Last updated on July 8, 2019
If you’ve ever tried to solo in an altered tuning, you probably came unstuck or ran out of ideas pretty quickly. With no predictable patterns to rely on, either your ear has to work overtime, or you have to do some rapid on-the-fly calculations to find out where all the notes went. Admittedly, it’s not a skill that’s high on the must-have list of most guitarists but then there is the attraction of voyaging into unknown territory, which is what attracted me to the idea. Don’t worry, you won’t have to learn any new/crooked scale patterns to make this work, it just takes a little out-of-the-box thinking.
I’m a huge fan of the altered tuning DADGAD, as it’s one of the most alluring and yet accessible ways to tune a guitar and still get some nice sounds of it, other than standard tuning. However, scale patterns in DADGAD aren’t that finger-friendly, even with 5 out of 6 strings tuned to only two different notes; this actually makes scales more cumbersome in DADGAD because you end up hitting repeated notes when you really didn’t want to; so how can we get around this?
Let’s say you need to solo in A Harmonic Minor in DADGAD (highly unlikely I know, but stay with me for creativity’s sake!); what you do is take a tiny fragment of the scale like the one below, learn the fragment so that you don’t need to refer to the diagram, then start improvising with it.
Yes, it really is as simple as that.
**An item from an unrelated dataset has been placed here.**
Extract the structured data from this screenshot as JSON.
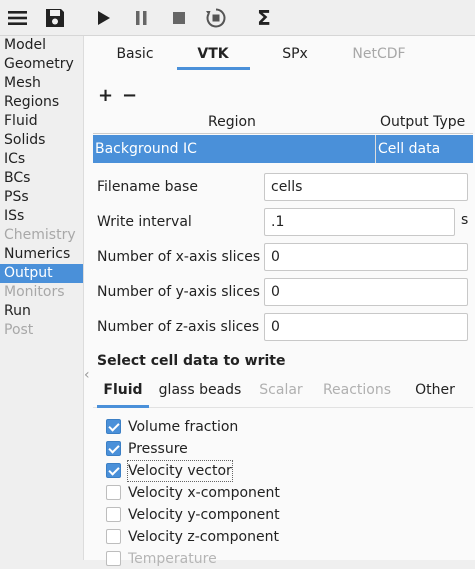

You can get a ton of mileage out of any small fragment of a scale; you simply need to inject a little creativity.
Here’s another fragment from the same scale. Practice it until you don’t need to refer to the diagram, then start improvising. As it’s such a small piece of information, you can ‘get hold of’ the sound way faster than you would with a big ol’ three-octave pattern.
Here’s one a little further up the fretboard. By all means find your own scale fragments; you can do this by mapping out the scale pattern, then marking off a fragment that you like the look of.
At this point you can probably solo better in A Harmonic Minor in DADGAD than in standard tuning! So why not try it out over a backing track? You’ll be surprised at how this activity gets you creative juices flowing, and the great thing is you can apply the same scale fragmentation idea to scales in standard tuning.